Earlier this summer the IRS, in restarting various electronic programs where unauthorized persons had established accounts to access taxpayer data or obtain reissued IP-PINs to file fraudulent returns, the IRS had added new procedures that included a requirement that a taxpayer establishing an account had a post-paid cellular phone.
After the Social Security Administration received complaints that many seniors did not have cell phones to be used for a similar program, that agency backed off the cell phone requirement. Now the IRS also modified the phone requirement to access certain online tools.
In a statement issued August 19 the IRS indicated taxpayers will now have the option to receive the activation code by mail, being sent to the taxpayer’s address of record instead of to the cellular phone. The IRS now indicates on its website “Secure Access: How to Register for Certain Online Self-Help Tool:”

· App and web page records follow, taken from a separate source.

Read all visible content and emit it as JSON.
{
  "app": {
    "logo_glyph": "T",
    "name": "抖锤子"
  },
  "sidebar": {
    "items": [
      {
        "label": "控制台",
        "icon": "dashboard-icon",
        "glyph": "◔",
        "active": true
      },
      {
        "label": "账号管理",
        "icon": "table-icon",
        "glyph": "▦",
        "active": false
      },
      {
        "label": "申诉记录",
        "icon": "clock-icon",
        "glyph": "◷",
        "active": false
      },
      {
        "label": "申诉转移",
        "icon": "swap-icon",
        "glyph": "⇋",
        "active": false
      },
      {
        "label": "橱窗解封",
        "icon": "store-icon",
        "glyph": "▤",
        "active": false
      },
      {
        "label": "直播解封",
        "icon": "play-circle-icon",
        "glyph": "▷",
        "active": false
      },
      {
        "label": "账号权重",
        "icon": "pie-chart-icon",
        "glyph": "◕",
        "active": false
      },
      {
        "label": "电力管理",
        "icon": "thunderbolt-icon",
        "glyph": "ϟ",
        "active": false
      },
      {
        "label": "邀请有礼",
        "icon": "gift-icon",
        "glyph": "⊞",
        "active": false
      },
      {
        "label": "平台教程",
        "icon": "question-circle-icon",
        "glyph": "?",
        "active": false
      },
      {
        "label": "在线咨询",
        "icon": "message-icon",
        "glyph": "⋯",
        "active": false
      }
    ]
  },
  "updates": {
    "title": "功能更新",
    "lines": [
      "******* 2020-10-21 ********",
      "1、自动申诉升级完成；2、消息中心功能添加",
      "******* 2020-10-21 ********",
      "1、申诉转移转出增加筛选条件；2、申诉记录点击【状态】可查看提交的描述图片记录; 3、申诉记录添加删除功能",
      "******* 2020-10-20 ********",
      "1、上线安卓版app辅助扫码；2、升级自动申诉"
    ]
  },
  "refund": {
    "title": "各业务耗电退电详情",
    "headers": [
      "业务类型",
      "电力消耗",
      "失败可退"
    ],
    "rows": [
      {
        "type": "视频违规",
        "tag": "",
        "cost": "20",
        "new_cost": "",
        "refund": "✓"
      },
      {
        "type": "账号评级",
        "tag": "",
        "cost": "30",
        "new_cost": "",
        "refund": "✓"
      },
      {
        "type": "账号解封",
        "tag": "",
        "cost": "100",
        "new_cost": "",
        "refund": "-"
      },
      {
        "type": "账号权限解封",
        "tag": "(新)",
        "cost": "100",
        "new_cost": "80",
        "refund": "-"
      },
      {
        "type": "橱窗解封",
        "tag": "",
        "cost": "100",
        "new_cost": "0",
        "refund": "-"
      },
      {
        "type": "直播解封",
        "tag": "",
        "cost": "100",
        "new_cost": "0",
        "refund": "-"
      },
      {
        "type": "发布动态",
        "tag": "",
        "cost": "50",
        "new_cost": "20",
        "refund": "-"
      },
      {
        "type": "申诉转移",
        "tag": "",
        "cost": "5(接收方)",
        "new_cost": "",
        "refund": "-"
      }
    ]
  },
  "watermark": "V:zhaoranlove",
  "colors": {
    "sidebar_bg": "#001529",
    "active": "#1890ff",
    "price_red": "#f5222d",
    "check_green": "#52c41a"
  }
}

If you have a pay-as-you-go mobile phone or a business/family plan mobile phone not associated with your name, you may request that we mail an activation code to the address we have on file for you. You still must have a text-enabled, U.S.-based phone to receive a security code text that completes the validation process and allows returning users to access their accounts.
While the notice does not say that the returning security code can go to a prepaid phone, it would appear that such phones will now be sufficient for this purpose. The use of the post-paid phones initially was to verify the person creating the account was the taxpayer. Presumably if the taxpayer is now properly verified via a letter with the code, the IRS believes using a prepaid phone for two factor authentication no longer poses a risk to losing control of the account.